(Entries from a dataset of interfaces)
•••
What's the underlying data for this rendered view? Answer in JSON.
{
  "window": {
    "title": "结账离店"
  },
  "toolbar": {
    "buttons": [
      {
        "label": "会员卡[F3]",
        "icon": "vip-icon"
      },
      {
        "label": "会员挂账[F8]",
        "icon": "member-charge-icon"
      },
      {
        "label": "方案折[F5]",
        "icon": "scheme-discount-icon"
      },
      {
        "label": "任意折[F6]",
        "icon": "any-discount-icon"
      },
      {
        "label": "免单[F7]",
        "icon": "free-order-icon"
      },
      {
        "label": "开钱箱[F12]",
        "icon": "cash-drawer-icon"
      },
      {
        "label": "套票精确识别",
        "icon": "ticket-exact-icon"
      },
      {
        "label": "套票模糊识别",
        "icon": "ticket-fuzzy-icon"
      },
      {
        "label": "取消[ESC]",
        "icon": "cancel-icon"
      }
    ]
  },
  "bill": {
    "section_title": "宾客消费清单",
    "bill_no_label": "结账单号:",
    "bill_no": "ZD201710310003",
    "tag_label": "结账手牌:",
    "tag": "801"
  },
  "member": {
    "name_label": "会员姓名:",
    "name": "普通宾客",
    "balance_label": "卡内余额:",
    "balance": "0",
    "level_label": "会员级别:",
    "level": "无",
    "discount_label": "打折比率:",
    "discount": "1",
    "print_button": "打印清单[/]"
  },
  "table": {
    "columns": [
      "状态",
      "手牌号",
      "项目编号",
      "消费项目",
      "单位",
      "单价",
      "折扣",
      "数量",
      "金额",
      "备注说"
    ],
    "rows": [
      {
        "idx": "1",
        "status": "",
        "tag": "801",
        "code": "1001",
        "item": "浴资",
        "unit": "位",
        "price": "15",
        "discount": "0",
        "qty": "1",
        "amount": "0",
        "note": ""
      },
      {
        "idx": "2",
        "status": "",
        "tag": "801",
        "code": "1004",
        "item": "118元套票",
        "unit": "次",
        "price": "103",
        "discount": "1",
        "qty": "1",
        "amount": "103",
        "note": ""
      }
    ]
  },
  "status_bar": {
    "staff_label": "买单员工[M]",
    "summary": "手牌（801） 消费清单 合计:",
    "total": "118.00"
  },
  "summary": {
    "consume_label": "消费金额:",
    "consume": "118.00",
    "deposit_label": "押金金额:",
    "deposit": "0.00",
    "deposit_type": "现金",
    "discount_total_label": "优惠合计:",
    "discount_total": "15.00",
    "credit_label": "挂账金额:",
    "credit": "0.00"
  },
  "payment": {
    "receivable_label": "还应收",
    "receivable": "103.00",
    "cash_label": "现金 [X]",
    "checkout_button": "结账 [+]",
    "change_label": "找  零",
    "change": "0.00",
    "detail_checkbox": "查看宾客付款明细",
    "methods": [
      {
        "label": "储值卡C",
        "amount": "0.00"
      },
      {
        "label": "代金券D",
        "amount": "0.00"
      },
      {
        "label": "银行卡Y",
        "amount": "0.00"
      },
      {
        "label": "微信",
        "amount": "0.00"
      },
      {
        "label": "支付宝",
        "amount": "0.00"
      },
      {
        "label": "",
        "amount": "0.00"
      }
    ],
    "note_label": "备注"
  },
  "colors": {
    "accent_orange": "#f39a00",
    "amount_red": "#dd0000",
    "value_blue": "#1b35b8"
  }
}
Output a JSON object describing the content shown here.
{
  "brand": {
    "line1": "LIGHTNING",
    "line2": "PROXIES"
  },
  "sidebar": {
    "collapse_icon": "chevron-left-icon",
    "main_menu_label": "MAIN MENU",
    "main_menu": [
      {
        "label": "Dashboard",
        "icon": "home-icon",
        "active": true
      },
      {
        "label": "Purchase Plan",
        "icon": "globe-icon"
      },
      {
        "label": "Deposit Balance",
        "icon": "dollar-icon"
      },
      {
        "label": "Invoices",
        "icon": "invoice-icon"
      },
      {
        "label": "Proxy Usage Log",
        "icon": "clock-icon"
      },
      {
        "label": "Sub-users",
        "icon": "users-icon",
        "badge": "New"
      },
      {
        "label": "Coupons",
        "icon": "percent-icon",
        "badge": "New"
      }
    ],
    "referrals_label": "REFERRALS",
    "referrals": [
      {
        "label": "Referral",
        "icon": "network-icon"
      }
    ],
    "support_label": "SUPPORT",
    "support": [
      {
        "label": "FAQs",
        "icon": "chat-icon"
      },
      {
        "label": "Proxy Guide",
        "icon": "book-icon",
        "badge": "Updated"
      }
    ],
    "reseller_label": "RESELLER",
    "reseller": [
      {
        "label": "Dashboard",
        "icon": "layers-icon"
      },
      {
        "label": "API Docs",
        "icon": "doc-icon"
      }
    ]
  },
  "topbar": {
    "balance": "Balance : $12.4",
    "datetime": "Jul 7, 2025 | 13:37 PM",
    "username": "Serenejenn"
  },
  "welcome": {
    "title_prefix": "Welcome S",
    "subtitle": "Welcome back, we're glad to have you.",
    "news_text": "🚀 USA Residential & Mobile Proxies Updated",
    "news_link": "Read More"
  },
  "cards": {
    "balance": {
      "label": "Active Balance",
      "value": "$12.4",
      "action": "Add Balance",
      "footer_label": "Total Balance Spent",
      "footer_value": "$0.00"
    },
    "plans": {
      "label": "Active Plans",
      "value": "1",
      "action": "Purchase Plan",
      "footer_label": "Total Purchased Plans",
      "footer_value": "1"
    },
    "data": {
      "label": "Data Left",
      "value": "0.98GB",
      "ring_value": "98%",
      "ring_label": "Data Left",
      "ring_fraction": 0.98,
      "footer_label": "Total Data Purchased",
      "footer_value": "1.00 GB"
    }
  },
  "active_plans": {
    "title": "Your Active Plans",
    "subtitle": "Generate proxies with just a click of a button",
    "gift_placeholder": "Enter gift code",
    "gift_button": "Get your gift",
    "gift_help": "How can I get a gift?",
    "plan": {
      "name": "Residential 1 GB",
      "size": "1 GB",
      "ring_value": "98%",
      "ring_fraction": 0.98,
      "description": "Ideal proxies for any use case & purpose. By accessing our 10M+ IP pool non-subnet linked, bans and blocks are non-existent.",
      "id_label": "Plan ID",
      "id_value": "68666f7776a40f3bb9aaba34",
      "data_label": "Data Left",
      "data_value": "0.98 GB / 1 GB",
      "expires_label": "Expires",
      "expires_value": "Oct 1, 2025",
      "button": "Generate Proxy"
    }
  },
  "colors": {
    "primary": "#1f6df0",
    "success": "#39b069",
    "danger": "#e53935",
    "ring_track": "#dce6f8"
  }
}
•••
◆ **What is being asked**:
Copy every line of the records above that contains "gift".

◆ **Reply**:
    "gift_placeholder": "Enter gift code",
    "gift_button": "Get your gift",
    "gift_help": "How can I get a gift?",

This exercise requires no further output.